(Excerpts from an interface dataset)
-=-=-=-=-

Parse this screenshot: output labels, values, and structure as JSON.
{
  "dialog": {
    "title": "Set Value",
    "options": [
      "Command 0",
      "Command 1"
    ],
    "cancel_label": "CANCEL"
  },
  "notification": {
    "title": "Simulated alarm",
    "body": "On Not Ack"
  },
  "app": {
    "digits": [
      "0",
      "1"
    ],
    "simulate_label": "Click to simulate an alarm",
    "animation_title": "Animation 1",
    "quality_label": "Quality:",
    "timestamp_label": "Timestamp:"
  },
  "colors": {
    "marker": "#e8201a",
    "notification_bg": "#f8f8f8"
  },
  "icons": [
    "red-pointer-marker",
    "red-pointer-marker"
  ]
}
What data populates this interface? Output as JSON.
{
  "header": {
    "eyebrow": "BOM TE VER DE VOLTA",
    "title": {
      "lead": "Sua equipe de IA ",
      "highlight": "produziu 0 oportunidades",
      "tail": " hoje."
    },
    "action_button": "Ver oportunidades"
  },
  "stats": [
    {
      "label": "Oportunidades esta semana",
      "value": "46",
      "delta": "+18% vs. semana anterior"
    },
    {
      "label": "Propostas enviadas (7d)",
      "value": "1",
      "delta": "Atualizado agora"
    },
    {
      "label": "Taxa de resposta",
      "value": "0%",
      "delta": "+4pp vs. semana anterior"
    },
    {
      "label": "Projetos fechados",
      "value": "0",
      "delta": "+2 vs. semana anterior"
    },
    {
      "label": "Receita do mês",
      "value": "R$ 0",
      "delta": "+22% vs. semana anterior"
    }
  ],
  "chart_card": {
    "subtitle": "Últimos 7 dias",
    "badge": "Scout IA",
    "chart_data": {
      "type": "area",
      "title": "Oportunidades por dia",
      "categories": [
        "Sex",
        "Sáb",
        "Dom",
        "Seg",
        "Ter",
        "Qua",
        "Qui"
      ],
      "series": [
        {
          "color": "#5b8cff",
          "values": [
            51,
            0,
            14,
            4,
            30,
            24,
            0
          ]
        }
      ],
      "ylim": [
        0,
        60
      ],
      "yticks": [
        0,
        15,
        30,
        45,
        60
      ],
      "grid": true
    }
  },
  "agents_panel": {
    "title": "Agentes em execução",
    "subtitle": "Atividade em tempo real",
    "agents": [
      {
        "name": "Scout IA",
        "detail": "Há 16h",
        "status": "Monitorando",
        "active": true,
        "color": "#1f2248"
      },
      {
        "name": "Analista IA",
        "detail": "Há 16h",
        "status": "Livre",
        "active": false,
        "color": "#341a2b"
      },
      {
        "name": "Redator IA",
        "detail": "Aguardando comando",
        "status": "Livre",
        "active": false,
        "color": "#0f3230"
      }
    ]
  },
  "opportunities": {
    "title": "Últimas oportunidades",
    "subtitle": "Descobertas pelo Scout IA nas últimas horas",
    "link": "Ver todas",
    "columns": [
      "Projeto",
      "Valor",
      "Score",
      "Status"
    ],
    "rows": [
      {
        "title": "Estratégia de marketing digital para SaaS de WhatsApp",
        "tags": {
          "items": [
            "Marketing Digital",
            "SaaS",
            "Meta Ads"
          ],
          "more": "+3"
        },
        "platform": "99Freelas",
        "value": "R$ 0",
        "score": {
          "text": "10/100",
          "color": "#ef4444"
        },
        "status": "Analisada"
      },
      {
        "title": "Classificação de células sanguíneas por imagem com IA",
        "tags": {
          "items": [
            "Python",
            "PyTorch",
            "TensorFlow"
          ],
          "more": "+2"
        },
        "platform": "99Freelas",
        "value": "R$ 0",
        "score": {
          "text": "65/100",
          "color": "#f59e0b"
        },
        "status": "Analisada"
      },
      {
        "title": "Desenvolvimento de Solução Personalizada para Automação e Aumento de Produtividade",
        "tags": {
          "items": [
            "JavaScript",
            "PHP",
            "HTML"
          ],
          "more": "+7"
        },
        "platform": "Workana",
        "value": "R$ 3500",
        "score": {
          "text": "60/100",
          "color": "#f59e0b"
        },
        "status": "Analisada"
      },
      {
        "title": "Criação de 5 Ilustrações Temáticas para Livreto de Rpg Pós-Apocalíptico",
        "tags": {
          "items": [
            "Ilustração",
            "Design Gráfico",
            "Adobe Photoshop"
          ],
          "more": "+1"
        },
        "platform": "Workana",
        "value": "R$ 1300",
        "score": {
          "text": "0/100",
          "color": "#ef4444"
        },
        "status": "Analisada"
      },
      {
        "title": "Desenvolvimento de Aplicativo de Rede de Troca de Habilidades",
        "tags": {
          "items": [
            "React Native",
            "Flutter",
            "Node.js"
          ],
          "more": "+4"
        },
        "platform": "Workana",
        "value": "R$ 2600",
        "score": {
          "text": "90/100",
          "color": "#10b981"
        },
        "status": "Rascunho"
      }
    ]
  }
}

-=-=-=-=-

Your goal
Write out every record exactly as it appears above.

Written reply
Parse this screenshot: output labels, values, and structure as JSON.
{
  "dialog": {
    "title": "Set Value",
    "options": [
      "Command 0",
      "Command 1"
    ],
    "cancel_label": "CANCEL"
  },
  "notification": {
    "title": "Simulated alarm",
    "body": "On Not Ack"
  },
  "app": {
    "digits": [
      "0",
      "1"
    ],
    "simulate_label": "Click to simulate an alarm",
    "animation_title": "Animation 1",
    "quality_label": "Quality:",
    "timestamp_label": "Timestamp:"
  },
  "colors": {
    "marker": "#e8201a",
    "notification_bg": "#f8f8f8"
  },
  "icons": [
    "red-pointer-marker",
    "red-pointer-marker"
  ]
}
What data populates this interface? Output as JSON.
{
  "header": {
    "eyebrow": "BOM TE VER DE VOLTA",
    "title": {
      "lead": "Sua equipe de IA ",
      "highlight": "produziu 0 oportunidades",
      "tail": " hoje."
    },
    "action_button": "Ver oportunidades"
  },
  "stats": [
    {
      "label": "Oportunidades esta semana",
      "value": "46",
      "delta": "+18% vs. semana anterior"
    },
    {
      "label": "Propostas enviadas (7d)",
      "value": "1",
      "delta": "Atualizado agora"
    },
    {
      "label": "Taxa de resposta",
      "value": "0%",
      "delta": "+4pp vs. semana anterior"
    },
    {
      "label": "Projetos fechados",
      "value": "0",
      "delta": "+2 vs. semana anterior"
    },
    {
      "label": "Receita do mês",
      "value": "R$ 0",
      "delta": "+22% vs. semana anterior"
    }
  ],
  "chart_card": {
    "subtitle": "Últimos 7 dias",
    "badge": "Scout IA",
    "chart_data": {
      "type": "area",
      "title": "Oportunidades por dia",
      "categories": [
        "Sex",
        "Sáb",
        "Dom",
        "Seg",
        "Ter",
        "Qua",
        "Qui"
      ],
      "series": [
        {
          "color": "#5b8cff",
          "values": [
            51,
            0,
            14,
            4,
            30,
            24,
            0
          ]
        }
      ],
      "ylim": [
        0,
        60
      ],
      "yticks": [
        0,
        15,
        30,
        45,
        60
      ],
      "grid": true
    }
  },
  "agents_panel": {
    "title": "Agentes em execução",
    "subtitle": "Atividade em tempo real",
    "agents": [
      {
        "name": "Scout IA",
        "detail": "Há 16h",
        "status": "Monitorando",
        "active": true,
        "color": "#1f2248"
      },
      {
        "name": "Analista IA",
        "detail": "Há 16h",
        "status": "Livre",
        "active": false,
        "color": "#341a2b"
      },
      {
        "name": "Redator IA",
        "detail": "Aguardando comando",
        "status": "Livre",
        "active": false,
        "color": "#0f3230"
      }
    ]
  },
  "opportunities": {
    "title": "Últimas oportunidades",
    "subtitle": "Descobertas pelo Scout IA nas últimas horas",
    "link": "Ver todas",
    "columns": [
      "Projeto",
      "Valor",
      "Score",
      "Status"
    ],
    "rows": [
      {
        "title": "Estratégia de marketing digital para SaaS de WhatsApp",
        "tags": {
          "items": [
            "Marketing Digital",
            "SaaS",
            "Meta Ads"
          ],
          "more": "+3"
        },
        "platform": "99Freelas",
        "value": "R$ 0",
        "score": {
          "text": "10/100",
          "color": "#ef4444"
        },
        "status": "Analisada"
      },
      {
        "title": "Classificação de células sanguíneas por imagem com IA",
        "tags": {
          "items": [
            "Python",
            "PyTorch",
            "TensorFlow"
          ],
          "more": "+2"
        },
        "platform": "99Freelas",
        "value": "R$ 0",
        "score": {
          "text": "65/100",
          "color": "#f59e0b"
        },
        "status": "Analisada"
      },
      {
        "title": "Desenvolvimento de Solução Personalizada para Automação e Aumento de Produtividade",
        "tags": {
          "items": [
            "JavaScript",
            "PHP",
            "HTML"
          ],
          "more": "+7"
        },
        "platform": "Workana",
        "value": "R$ 3500",
        "score": {
          "text": "60/100",
          "color": "#f59e0b"
        },
        "status": "Analisada"
      },
      {
        "title": "Criação de 5 Ilustrações Temáticas para Livreto de Rpg Pós-Apocalíptico",
        "tags": {
          "items": [
            "Ilustração",
            "Design Gráfico",
            "Adobe Photoshop"
          ],
          "more": "+1"
        },
        "platform": "Workana",
        "value": "R$ 1300",
        "score": {
          "text": "0/100",
          "color": "#ef4444"
        },
        "status": "Analisada"
      },
      {
        "title": "Desenvolvimento de Aplicativo de Rede de Troca de Habilidades",
        "tags": {
          "items": [
            "React Native",
            "Flutter",
            "Node.js"
          ],
          "more": "+4"
        },
        "platform": "Workana",
        "value": "R$ 2600",
        "score": {
          "text": "90/100",
          "color": "#10b981"
        },
        "status": "Rascunho"
      }
    ]
  }
}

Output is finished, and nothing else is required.